**Work required**
Check every line of the data below for "text". Copy each one that has it.

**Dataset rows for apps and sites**
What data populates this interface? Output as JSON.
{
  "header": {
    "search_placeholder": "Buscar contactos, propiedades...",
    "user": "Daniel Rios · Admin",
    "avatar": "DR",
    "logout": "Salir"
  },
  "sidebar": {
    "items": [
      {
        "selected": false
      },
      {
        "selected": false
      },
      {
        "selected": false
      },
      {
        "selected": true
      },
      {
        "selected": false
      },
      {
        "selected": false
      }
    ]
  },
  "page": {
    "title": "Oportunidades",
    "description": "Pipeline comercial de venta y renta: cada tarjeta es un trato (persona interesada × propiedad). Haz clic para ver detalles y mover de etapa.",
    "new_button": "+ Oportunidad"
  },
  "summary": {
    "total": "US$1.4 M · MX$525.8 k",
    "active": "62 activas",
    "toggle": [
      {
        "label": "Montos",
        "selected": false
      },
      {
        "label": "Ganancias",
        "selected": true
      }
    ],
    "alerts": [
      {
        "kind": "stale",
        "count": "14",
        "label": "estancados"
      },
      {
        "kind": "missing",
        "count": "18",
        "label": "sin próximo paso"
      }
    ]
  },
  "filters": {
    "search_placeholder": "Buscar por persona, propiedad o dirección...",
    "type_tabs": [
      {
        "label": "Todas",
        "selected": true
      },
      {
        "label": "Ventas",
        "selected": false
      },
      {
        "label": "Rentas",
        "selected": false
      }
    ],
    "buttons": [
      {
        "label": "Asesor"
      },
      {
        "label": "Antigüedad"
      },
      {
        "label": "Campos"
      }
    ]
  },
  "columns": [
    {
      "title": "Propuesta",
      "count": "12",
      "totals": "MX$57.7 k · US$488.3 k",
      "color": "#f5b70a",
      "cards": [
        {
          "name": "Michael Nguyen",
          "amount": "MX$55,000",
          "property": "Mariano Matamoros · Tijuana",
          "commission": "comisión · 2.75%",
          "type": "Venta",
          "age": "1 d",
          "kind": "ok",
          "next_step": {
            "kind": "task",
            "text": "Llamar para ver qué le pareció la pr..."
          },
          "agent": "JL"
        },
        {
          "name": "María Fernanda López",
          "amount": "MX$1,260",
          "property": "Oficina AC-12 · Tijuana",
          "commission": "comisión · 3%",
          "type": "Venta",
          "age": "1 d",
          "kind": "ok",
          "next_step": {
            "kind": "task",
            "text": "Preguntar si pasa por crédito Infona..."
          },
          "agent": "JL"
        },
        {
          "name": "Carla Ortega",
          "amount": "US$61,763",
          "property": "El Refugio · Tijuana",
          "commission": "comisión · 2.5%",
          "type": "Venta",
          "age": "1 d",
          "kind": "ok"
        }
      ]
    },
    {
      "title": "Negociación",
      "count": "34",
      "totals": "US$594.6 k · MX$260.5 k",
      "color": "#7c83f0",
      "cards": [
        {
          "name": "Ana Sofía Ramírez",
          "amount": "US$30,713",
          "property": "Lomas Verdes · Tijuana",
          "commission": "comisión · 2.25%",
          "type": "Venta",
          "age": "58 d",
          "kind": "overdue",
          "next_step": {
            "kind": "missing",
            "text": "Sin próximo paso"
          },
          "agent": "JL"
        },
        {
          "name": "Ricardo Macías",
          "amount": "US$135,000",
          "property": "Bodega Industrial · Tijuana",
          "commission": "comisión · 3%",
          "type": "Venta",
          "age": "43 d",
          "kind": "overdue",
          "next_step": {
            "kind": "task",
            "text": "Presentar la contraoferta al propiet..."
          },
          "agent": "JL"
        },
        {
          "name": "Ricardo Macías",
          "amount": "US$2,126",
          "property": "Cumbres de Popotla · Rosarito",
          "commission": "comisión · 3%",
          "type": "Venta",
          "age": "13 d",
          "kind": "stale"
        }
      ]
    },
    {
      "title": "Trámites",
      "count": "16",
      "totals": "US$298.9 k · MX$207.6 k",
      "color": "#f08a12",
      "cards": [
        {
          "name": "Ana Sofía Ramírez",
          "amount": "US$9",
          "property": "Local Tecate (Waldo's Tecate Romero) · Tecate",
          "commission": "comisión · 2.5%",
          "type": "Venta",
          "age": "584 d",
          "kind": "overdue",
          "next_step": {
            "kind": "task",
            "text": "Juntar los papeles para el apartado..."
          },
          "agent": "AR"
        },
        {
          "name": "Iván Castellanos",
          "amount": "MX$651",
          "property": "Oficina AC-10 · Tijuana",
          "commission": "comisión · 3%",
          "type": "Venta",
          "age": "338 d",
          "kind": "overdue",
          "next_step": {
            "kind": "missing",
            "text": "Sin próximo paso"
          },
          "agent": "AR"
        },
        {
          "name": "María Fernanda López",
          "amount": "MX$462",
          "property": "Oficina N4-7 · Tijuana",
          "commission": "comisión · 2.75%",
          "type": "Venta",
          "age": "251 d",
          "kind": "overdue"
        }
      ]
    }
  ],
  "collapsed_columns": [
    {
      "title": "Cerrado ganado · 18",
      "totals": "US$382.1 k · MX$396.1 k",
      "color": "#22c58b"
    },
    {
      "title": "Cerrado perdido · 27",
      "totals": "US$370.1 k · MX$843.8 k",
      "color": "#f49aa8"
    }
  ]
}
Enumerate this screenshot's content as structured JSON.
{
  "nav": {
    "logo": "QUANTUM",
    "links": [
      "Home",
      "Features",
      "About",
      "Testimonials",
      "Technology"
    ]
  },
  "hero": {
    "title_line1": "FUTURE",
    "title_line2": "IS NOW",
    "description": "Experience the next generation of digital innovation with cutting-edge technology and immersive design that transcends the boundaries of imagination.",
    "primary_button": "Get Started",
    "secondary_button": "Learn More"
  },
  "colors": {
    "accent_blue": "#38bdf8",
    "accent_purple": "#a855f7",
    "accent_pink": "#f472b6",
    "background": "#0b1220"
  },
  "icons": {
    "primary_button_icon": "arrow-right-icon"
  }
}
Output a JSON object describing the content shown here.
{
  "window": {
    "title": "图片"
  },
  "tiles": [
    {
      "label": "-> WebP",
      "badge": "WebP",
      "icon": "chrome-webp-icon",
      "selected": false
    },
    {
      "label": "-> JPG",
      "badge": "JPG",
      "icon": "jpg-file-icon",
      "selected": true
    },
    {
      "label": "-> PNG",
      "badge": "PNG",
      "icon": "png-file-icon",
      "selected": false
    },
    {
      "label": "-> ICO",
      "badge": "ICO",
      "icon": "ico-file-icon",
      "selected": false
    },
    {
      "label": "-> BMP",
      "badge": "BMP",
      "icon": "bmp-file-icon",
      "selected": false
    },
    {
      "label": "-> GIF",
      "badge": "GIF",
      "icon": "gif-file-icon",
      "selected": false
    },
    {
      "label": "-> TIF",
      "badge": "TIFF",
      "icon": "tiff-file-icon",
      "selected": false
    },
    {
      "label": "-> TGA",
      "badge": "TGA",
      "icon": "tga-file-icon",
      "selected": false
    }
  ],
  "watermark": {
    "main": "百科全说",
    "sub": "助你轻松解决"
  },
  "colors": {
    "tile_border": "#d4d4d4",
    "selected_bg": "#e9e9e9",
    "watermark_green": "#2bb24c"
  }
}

**Answer space**
            "text": "Llamar para ver qué le pareció la pr..."
            "text": "Preguntar si pasa por crédito Infona..."
            "text": "Sin próximo paso"
            "text": "Presentar la contraoferta al propiet..."
            "text": "Juntar los papeles para el apartado..."
            "text": "Sin próximo paso"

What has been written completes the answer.